A.R. Yeah absolutely, I’ve seen them by that restaurant in there, they have the big ones by the washrooms before you go through security….
M.G. ….Yeah yeah ….
A.R. ….That’s where I remember seeing them….
M.G. I think you have to be a member of one of the local arts organizations to do that. So when you put your mind to it you can think of all sorts of ways that artists could have their work shown. Airports and public…
A.R. ….It’d benefit not just the artists but everybody….
M.G. ….Yeah, public buildings. All government public buildings should have something.
A.R. Yes, I think it should be plastered with it [laughter] it should be like….
M.G. Schools, Universities, there are lots of places where people have to sit around and wait. That would be great if they had something to look at other than their iPhones [laughter]….
A.R. ….Yeah, get our eyes up. Get us engaged in the environment again, that would be great….
A.R. Excellent, well thank you so much. That’s all the questions I have prepared and we are perfect for time. I really really appreciate talking with you and to…
M.G. ….oh, you’re welcome….
A.R. ….pick your brain a little bit about where we are and where you are and….
M.G. ….Actually, Yeah it’s been a good exercise because I’ve had to think about where I am right now
A.R. Yeah. Which I think it’s good to get somebody to ask you those questions and really get you thinking cuz, well for me anyways, it energizes me and makes me feel like I do have something to contribute, and it gets me fired up ta continue on. When people show interest and people listen to you, and when people want to engage, I feel like there’s still hope for our the art community and I feel like…. Anyways, the long and the short of it is that I’m very grateful you were able to do this interview and I wish you all the best, with everything that you’re doing now everything that you’re going to be doing in the future. So thanks again
M.G. Thank you very much
CCCA Artist Profile for Monique Genton, http://ccca.concordia.ca/artists/artist_info.html?languagePref=en&link_id=5483
- This is The Centre for Contemporary Canadian Art’s website, that features Monique Genton’s artist information. It includes a short biography of the artist, curriculum vitae, and a collection of her work ranging from 1996 to 2004.
- The Collections Canada website features some of Monique Genton’s pieces, ranging from 1995-2000, in a section called Women Artists in Canada. The site includes written captions, regarding Genton’s selected works, that provide important insight from the artist’s perspective on what the pieces represent.
“Monique Genton.” City of Richmond BC – Monique Genton, www.richmond.ca/culture/publicart/collection/Artist.aspx?ID=224

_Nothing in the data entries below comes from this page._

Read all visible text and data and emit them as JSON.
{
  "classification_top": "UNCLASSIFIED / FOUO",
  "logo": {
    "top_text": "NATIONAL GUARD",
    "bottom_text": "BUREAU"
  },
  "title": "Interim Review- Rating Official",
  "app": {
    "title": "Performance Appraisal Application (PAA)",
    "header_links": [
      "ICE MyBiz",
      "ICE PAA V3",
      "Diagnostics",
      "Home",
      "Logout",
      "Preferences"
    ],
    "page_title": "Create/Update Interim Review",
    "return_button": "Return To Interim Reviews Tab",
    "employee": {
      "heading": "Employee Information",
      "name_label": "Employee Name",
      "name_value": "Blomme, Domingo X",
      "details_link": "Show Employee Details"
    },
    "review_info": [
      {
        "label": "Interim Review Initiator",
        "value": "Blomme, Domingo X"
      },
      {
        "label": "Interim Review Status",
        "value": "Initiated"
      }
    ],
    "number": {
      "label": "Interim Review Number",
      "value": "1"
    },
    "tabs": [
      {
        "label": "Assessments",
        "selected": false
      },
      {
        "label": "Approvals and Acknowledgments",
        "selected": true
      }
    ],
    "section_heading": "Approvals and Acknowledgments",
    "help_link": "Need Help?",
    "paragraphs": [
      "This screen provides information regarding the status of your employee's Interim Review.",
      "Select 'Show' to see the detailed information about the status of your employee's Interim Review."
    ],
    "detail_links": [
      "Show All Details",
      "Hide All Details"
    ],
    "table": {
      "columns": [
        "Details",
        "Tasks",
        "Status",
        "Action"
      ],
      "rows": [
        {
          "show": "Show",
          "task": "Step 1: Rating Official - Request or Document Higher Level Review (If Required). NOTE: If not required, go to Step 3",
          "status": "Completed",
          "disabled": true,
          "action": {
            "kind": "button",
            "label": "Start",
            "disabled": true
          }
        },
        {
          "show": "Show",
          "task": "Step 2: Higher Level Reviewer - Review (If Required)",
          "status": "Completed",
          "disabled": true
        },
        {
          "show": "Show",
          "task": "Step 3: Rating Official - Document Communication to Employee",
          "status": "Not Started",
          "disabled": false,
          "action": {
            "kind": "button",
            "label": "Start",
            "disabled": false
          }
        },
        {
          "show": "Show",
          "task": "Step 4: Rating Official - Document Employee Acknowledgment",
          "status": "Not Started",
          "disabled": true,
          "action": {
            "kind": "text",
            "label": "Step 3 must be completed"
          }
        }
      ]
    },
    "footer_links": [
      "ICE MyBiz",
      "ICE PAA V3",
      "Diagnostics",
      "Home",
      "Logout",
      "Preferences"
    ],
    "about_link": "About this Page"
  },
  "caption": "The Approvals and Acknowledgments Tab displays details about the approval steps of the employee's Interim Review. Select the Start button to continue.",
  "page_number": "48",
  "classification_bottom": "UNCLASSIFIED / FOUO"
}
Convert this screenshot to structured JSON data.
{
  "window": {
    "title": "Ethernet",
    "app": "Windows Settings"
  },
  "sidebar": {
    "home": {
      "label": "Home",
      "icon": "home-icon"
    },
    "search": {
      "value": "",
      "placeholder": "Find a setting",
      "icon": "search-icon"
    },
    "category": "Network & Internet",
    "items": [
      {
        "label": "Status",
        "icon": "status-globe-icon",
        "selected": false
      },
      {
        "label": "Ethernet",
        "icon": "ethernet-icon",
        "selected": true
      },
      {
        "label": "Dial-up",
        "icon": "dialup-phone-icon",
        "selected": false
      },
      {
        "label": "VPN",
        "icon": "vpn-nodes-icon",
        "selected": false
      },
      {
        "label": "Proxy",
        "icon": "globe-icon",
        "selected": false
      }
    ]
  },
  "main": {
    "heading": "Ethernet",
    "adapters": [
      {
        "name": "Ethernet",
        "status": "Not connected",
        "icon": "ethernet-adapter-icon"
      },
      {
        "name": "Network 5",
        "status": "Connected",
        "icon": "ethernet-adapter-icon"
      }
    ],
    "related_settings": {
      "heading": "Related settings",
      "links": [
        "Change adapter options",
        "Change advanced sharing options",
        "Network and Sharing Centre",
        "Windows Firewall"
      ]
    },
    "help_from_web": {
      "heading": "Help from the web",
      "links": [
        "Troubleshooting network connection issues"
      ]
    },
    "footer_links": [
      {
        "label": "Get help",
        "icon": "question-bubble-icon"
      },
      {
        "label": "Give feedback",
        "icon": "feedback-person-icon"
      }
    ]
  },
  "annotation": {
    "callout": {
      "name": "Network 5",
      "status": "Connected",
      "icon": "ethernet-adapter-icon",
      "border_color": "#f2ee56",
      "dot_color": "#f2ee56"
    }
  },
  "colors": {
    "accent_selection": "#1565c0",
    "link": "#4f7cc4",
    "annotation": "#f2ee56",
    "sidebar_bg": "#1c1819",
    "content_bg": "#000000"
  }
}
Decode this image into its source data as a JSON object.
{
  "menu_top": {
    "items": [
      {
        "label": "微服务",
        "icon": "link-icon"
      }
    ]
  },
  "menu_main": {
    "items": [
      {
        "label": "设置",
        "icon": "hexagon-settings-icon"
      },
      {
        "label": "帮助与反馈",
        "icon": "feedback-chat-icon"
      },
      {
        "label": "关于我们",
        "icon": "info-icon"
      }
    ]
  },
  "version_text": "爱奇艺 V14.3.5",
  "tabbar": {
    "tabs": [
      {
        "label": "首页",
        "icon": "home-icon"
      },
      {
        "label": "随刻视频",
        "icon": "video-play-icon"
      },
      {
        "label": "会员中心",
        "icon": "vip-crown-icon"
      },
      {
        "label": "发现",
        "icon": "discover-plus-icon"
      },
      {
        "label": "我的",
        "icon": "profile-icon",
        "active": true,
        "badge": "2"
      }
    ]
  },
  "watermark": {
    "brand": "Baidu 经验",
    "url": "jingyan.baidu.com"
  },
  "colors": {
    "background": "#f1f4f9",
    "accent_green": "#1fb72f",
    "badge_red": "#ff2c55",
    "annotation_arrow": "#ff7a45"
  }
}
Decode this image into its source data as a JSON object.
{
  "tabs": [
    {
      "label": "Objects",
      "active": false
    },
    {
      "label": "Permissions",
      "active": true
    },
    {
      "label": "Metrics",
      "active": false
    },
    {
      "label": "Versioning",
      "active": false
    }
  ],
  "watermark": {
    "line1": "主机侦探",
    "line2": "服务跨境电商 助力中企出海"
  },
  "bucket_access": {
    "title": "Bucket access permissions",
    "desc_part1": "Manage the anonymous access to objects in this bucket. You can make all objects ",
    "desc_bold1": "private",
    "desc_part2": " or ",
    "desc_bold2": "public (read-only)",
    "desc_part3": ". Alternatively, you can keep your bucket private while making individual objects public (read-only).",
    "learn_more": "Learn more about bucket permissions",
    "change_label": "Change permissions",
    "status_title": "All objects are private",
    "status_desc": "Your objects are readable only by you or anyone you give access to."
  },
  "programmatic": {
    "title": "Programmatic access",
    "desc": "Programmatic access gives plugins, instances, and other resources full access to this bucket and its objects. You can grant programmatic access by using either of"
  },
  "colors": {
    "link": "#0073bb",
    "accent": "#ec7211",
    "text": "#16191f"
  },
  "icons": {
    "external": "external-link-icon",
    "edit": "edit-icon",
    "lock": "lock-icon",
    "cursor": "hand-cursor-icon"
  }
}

- The City of Richmond website features Monique Genton and her 2007 art piece Habitat. The piece is a registered public artwork in the city of Richmond, B.C. Included on the site is information on the art piece and a short biography of Genton.
“Monique Genton: Tidy.” Georgia Straight Vancouver’s News & Entertainment Weekly, 11 Dec. 2012, www.straight.com/article/monique-genton-tidy
- This website is a Vancouver-based news site, that featured an art review of Genton’s art show: Tidy, at the Art + Soul Gallery in 2005. The page talks in length about the art show Tidy and features a biography of Genton as well.
“On the Edge of Chaos.” Emily Carr University of Art and Design, Jan. 2010, https://www.connect.ecuad.ca/sites/www.connect.ecuad.ca/files/event/2010- 01/27418/print-programme-chaos.pdf
- A PDF of a pamphlet created for an event: On the Edge of Chaos. This event featured Genton as a speaker on The Limits of Imaging: Portrait of an artist/technologist. The pamphlet features a short bio of Genton and about what she is interested in with her work at that time.